Roberto DeVicenzo (born April 14, 1923) is a former professional golfer. DeVicenzo was born in Buenos Aires, Argentina. He won 230 tournaments worldwide in his career (according to the World Golf Hall of Fame), including six on the PGA Tour and the 1967 British Open. He is best remembered for his misfortune in the 1968 Masters. On the par 4 seventeenth hole, Roberto DeVicenzo made a birdie, but playing partner Tommy Aaron inadvertently entered a 4 instead of 3 on the scorecard. DeVicenzo did not check the scorecard for the error before signing it, and according to the Rules of Golf the higher score had to stand and be counted. If not for this mistake, DeVicenzo would have tied for first place with Bob Goalby, and the two would have met in an 18-hole playoff the next day. His quote afterwards became famous for its simplicity: "What a stupid I am!" In 1970, he was voted the Bob Jones Award, the highest honor given by the United States Golf Association in recognition of distinguished sportsmanship in golf. DeVicenzo subsequently found great success in the early days of the Senior PGA Tour, winning the Liberty Mutual Legends of Golf two times and the inaugural U.S. Senior Open in 1980. Also won the 1974 PGA Seniors' Championship, and represented Argentina 17 times in the Canada Cup/World Cup (leading Argentina to victory in 1953). DeVicenzo was inducted into the World Golf Hall of Fame in 1989, and officially retired on November 12, 2006 at age 83.
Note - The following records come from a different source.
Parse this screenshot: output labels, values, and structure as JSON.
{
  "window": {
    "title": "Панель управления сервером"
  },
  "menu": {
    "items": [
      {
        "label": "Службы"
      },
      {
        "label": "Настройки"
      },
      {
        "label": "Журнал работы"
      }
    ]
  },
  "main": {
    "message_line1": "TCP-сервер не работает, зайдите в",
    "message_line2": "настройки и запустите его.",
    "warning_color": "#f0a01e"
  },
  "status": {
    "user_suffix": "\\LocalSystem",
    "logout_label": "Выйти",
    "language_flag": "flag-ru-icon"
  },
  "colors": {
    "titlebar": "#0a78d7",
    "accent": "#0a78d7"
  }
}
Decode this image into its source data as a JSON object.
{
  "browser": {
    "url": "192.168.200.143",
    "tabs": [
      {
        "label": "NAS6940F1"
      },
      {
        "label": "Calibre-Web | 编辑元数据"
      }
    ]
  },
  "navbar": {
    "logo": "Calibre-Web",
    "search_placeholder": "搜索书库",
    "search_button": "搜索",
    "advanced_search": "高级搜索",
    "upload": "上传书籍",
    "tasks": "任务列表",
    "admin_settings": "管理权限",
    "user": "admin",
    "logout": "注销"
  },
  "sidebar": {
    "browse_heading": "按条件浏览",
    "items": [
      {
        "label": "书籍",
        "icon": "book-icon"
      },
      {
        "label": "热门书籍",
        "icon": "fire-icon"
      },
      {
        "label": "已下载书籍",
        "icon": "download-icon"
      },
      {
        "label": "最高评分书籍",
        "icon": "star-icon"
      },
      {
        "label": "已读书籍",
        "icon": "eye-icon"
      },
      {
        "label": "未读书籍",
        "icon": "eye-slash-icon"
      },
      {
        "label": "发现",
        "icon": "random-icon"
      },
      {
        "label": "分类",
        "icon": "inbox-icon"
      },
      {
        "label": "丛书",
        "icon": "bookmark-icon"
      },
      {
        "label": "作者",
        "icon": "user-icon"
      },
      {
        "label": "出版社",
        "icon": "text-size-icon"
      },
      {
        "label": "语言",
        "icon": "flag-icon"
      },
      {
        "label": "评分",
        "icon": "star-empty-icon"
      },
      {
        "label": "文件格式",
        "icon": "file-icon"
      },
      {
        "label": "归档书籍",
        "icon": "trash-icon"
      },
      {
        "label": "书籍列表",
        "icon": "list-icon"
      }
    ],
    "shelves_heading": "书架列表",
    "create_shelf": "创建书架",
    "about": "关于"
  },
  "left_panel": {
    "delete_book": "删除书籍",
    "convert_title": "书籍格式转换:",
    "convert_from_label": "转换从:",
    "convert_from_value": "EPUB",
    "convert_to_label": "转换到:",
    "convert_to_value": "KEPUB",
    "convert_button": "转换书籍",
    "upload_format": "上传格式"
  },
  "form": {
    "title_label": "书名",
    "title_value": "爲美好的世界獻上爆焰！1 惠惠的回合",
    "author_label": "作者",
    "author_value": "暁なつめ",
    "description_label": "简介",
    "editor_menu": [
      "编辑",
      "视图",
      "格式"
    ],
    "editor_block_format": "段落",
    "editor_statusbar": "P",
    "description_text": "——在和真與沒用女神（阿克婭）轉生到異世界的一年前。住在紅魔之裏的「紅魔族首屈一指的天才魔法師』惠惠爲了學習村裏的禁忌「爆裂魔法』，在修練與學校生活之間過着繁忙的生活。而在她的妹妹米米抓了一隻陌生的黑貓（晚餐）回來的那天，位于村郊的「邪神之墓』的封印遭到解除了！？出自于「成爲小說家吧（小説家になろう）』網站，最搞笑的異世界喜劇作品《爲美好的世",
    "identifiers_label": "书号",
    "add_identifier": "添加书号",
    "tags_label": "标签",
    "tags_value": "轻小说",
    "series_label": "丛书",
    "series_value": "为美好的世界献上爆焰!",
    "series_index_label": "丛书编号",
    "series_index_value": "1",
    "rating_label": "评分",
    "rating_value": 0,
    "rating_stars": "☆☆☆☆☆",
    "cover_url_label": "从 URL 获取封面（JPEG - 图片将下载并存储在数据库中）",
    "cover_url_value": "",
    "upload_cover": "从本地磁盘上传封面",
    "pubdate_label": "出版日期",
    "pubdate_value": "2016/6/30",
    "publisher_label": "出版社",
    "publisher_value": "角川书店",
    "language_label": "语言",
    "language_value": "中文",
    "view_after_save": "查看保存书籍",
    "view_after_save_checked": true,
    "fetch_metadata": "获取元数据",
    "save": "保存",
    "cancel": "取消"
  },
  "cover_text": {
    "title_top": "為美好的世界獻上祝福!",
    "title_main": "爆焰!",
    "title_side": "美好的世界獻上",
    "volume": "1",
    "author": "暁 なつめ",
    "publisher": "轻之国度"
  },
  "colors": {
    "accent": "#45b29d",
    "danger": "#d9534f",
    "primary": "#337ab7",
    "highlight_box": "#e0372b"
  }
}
Melvin R. "Chick" Harbert (February 20, 1915 September 1, 1992) was an American golfer. He won seven times on the PGA Tour including one major championship, the 1954 PGA Championship. He was also PGA championship runner-up in 1947 and 1952. He played on the 1949 Ryder Cup team and was playing-captain of the team in 1955. He served in the Army during World War II. He was born in Dayton, Ohio and died in Ocala, Florida. History from Wikipedia and OldCompanyResearch.com (old stock certificate research service).